→ **Dataset content**:
=== Begin Enclosure ===

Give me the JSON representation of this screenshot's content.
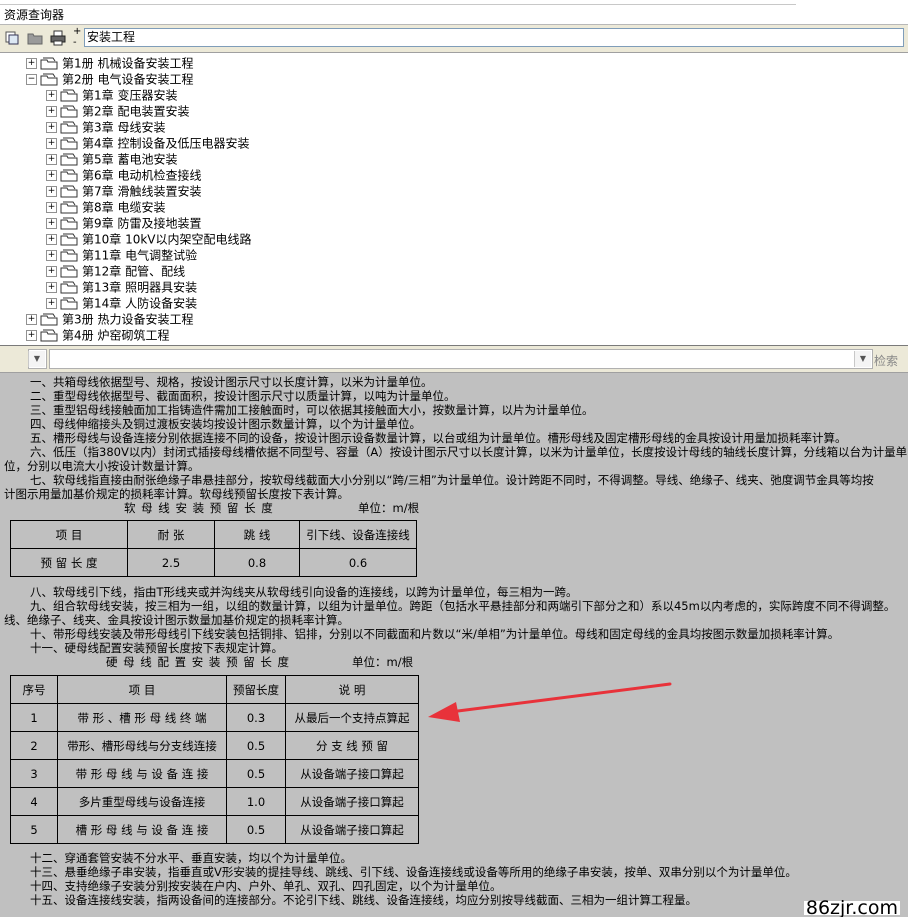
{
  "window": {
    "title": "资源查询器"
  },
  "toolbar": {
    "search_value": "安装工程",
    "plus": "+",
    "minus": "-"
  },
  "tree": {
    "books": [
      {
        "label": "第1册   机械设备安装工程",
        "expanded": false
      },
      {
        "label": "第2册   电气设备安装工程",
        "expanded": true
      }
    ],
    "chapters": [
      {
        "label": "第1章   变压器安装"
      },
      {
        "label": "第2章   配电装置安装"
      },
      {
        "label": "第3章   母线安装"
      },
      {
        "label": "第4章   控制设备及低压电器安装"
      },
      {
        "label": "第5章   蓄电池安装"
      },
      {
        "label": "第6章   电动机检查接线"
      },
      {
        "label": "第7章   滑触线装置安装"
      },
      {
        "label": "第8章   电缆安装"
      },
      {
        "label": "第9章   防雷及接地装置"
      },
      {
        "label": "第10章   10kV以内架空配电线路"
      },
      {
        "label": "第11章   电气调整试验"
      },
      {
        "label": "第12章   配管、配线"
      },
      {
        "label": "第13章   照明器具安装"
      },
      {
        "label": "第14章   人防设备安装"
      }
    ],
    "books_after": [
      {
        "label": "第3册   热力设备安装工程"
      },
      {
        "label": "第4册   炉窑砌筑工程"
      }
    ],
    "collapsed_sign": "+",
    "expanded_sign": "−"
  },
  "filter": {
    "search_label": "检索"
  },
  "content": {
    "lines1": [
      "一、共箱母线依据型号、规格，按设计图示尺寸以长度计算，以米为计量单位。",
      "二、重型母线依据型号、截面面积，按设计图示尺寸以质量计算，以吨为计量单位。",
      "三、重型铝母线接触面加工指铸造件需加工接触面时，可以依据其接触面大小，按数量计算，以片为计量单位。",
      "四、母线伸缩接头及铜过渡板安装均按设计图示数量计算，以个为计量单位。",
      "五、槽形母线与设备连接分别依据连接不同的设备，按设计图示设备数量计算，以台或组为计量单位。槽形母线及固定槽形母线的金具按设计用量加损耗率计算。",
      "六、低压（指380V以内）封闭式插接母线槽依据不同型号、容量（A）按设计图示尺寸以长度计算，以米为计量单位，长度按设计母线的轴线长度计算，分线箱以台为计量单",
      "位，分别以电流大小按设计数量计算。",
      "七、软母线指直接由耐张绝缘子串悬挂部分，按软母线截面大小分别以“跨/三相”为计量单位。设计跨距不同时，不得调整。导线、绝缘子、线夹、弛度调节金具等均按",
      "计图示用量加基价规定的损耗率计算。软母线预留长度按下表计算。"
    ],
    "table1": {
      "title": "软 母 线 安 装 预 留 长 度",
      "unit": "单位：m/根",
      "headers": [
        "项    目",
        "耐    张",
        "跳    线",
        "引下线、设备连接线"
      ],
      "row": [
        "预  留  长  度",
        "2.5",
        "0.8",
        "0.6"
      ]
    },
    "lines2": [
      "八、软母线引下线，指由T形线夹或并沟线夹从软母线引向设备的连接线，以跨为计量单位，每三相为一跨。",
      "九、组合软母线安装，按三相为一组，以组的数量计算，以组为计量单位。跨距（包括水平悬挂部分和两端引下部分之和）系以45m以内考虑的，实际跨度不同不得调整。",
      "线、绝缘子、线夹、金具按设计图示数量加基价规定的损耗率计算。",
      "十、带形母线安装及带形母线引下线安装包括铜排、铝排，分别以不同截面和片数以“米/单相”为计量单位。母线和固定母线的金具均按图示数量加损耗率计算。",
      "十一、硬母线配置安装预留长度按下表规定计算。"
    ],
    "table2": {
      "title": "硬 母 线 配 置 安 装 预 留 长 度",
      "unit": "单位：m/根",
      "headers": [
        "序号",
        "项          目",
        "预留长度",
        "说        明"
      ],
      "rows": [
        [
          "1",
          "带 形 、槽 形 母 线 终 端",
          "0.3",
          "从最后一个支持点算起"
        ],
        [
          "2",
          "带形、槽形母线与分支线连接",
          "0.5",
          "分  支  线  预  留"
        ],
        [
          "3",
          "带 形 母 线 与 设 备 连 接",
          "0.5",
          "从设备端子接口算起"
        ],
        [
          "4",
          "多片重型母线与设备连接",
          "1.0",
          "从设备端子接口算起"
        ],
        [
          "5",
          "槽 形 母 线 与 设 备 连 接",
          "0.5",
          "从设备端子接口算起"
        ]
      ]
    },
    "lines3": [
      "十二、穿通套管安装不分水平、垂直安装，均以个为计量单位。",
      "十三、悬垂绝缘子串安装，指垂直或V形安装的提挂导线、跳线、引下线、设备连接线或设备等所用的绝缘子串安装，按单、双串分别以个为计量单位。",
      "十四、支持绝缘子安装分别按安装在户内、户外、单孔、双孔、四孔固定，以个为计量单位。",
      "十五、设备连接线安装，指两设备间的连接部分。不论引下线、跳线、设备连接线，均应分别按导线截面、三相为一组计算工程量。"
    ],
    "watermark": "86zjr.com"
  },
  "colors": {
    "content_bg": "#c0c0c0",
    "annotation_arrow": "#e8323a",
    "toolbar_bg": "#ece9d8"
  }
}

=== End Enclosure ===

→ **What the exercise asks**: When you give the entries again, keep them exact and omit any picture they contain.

→ **The answer**:
Give me the JSON representation of this screenshot's content.
{
  "window": {
    "title": "资源查询器"
  },
  "toolbar": {
    "search_value": "安装工程",
    "plus": "+",
    "minus": "-"
  },
  "tree": {
    "books": [
      {
        "label": "第1册   机械设备安装工程",
        "expanded": false
      },
      {
        "label": "第2册   电气设备安装工程",
        "expanded": true
      }
    ],
    "chapters": [
      {
        "label": "第1章   变压器安装"
      },
      {
        "label": "第2章   配电装置安装"
      },
      {
        "label": "第3章   母线安装"
      },
      {
        "label": "第4章   控制设备及低压电器安装"
      },
      {
        "label": "第5章   蓄电池安装"
      },
      {
        "label": "第6章   电动机检查接线"
      },
      {
        "label": "第7章   滑触线装置安装"
      },
      {
        "label": "第8章   电缆安装"
      },
      {
        "label": "第9章   防雷及接地装置"
      },
      {
        "label": "第10章   10kV以内架空配电线路"
      },
      {
        "label": "第11章   电气调整试验"
      },
      {
        "label": "第12章   配管、配线"
      },
      {
        "label": "第13章   照明器具安装"
      },
      {
        "label": "第14章   人防设备安装"
      }
    ],
    "books_after": [
      {
        "label": "第3册   热力设备安装工程"
      },
      {
        "label": "第4册   炉窑砌筑工程"
      }
    ],
    "collapsed_sign": "+",
    "expanded_sign": "−"
  },
  "filter": {
    "search_label": "检索"
  },
  "content": {
    "lines1": [
      "一、共箱母线依据型号、规格，按设计图示尺寸以长度计算，以米为计量单位。",
      "二、重型母线依据型号、截面面积，按设计图示尺寸以质量计算，以吨为计量单位。",
      "三、重型铝母线接触面加工指铸造件需加工接触面时，可以依据其接触面大小，按数量计算，以片为计量单位。",
      "四、母线伸缩接头及铜过渡板安装均按设计图示数量计算，以个为计量单位。",
      "五、槽形母线与设备连接分别依据连接不同的设备，按设计图示设备数量计算，以台或组为计量单位。槽形母线及固定槽形母线的金具按设计用量加损耗率计算。",
      "六、低压（指380V以内）封闭式插接母线槽依据不同型号、容量（A）按设计图示尺寸以长度计算，以米为计量单位，长度按设计母线的轴线长度计算，分线箱以台为计量单",
      "位，分别以电流大小按设计数量计算。",
      "七、软母线指直接由耐张绝缘子串悬挂部分，按软母线截面大小分别以“跨/三相”为计量单位。设计跨距不同时，不得调整。导线、绝缘子、线夹、弛度调节金具等均按",
      "计图示用量加基价规定的损耗率计算。软母线预留长度按下表计算。"
    ],
    "table1": {
      "title": "软 母 线 安 装 预 留 长 度",
      "unit": "单位：m/根",
      "headers": [
        "项    目",
        "耐    张",
        "跳    线",
        "引下线、设备连接线"
      ],
      "row": [
        "预  留  长  度",
        "2.5",
        "0.8",
        "0.6"
      ]
    },
    "lines2": [
      "八、软母线引下线，指由T形线夹或并沟线夹从软母线引向设备的连接线，以跨为计量单位，每三相为一跨。",
      "九、组合软母线安装，按三相为一组，以组的数量计算，以组为计量单位。跨距（包括水平悬挂部分和两端引下部分之和）系以45m以内考虑的，实际跨度不同不得调整。",
      "线、绝缘子、线夹、金具按设计图示数量加基价规定的损耗率计算。",
      "十、带形母线安装及带形母线引下线安装包括铜排、铝排，分别以不同截面和片数以“米/单相”为计量单位。母线和固定母线的金具均按图示数量加损耗率计算。",
      "十一、硬母线配置安装预留长度按下表规定计算。"
    ],
    "table2": {
      "title": "硬 母 线 配 置 安 装 预 留 长 度",
      "unit": "单位：m/根",
      "headers": [
        "序号",
        "项          目",
        "预留长度",
        "说        明"
      ],
      "rows": [
        [
          "1",
          "带 形 、槽 形 母 线 终 端",
          "0.3",
          "从最后一个支持点算起"
        ],
        [
          "2",
          "带形、槽形母线与分支线连接",
          "0.5",
          "分  支  线  预  留"
        ],
        [
          "3",
          "带 形 母 线 与 设 备 连 接",
          "0.5",
          "从设备端子接口算起"
        ],
        [
          "4",
          "多片重型母线与设备连接",
          "1.0",
          "从设备端子接口算起"
        ],
        [
          "5",
          "槽 形 母 线 与 设 备 连 接",
          "0.5",
          "从设备端子接口算起"
        ]
      ]
    },
    "lines3": [
      "十二、穿通套管安装不分水平、垂直安装，均以个为计量单位。",
      "十三、悬垂绝缘子串安装，指垂直或V形安装的提挂导线、跳线、引下线、设备连接线或设备等所用的绝缘子串安装，按单、双串分别以个为计量单位。",
      "十四、支持绝缘子安装分别按安装在户内、户外、单孔、双孔、四孔固定，以个为计量单位。",
      "十五、设备连接线安装，指两设备间的连接部分。不论引下线、跳线、设备连接线，均应分别按导线截面、三相为一组计算工程量。"
    ],
    "watermark": "86zjr.com"
  },
  "colors": {
    "content_bg": "#c0c0c0",
    "annotation_arrow": "#e8323a",
    "toolbar_bg": "#ece9d8"
  }
}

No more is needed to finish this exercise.